Woods sits at +1600 on the odds to win the US Open this week, tied with Jason Day, Justin Rose, and Rickie Fowler on the board and behind the top four betting favorites on the list. The 42-year-old, however, only has two Top-10 results in his nine PGA Tour events so far on the season.

And those two finishes came back in March, at the Valspar Championship and the Arnold Palmer Invitational. Since then Woods has finished 32nd at the Masters, 55th at the Wells Fargo Championship, 11th at THE PLAYERS Championship, and 23rd at the Memorial Tournament.

Woods is a three-time US Open winner, taking the tournament in each of 2000, 2002, and 2008. Since 2008 he’s only played in the event five times, finishing sixth in 2009 and fourth in 2010, but 21st in 2012 and 32nd in 2013, and missing the cut in 2015. And since the end of the 2015 season Woods has only played in one major tournament, this year’s Masters.

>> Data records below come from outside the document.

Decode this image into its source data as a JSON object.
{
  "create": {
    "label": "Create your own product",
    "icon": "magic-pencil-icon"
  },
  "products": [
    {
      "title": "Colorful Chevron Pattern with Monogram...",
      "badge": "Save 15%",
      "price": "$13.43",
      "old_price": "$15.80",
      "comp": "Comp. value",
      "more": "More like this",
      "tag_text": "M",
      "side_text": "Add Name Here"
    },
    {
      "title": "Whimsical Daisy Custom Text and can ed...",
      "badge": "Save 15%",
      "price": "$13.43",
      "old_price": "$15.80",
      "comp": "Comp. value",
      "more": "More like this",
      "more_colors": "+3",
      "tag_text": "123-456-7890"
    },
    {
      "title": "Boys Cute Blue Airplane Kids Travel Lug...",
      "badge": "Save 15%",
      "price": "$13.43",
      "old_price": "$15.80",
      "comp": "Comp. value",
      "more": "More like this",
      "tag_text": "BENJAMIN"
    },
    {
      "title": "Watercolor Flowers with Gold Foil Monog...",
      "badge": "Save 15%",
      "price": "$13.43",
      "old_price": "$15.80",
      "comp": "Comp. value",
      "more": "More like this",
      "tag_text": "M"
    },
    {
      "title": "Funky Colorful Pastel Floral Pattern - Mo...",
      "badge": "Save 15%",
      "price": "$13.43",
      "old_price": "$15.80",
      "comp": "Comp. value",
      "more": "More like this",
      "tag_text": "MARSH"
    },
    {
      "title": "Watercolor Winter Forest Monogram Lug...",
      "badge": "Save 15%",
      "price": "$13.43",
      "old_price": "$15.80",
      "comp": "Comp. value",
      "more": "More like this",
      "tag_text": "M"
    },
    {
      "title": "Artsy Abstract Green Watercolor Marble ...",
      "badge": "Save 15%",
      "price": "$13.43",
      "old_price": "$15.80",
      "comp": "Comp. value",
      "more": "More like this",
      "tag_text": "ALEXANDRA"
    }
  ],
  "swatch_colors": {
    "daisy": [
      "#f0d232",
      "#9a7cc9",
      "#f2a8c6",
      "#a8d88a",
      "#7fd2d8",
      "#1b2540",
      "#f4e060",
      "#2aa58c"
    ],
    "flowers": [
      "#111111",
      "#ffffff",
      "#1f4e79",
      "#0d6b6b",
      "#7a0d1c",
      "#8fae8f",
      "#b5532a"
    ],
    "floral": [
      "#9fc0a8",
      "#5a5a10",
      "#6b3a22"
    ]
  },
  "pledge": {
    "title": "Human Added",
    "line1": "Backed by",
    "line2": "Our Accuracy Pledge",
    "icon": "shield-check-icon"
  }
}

Still, Woods only trails those four favorites on the golf betting lines at the sportsbooks, with Dustin Johnson the tournament chalk at +900, Rory McIlroy second on the board at +1100, and Justin Thomas and Jordan Spieth rounding out the quartet at odds of +1400.

Johnson, Spieth, and McIlroy are all former US Open champions, with McIlroy winning in 2011 at Congressional, Spieth winning in 2015 at Chambers Bay, and Johnson winning in 2016 at Oakmont. For betting favorite Johnson that was his first and so far only major tournament win on the PGA Tour, but he’s coming off a victory in the FedEx St. Jude Classic over the weekend.

And Johnson is also atop the updated World Golf Ranking, having jumped over Thomas for the lead on that list with his win over the weekend. Rose sits third in the current rankings, with Spieth fourth, Jon Rahm fifth, and McIlroy sixth.

Rahm is set at +2000 on the odds to win the 2018 US Open for this week, behind defending tournament champion Brooks Koepka (+1800) and ahead of Phil Mickelson and Hideki Matsuyama – who are both pegged at +2800 odds. Henrik Stenson, Patrick Reed, and Sergio Garcia hold down betting lines of +3300 for this week.

For more odds information, betting picks and a breakdown of this week’s top sports betting news check out the OddsShark podcast with Jon Campbell and Andrew Avery. Subscribe on iTunes or listen to it at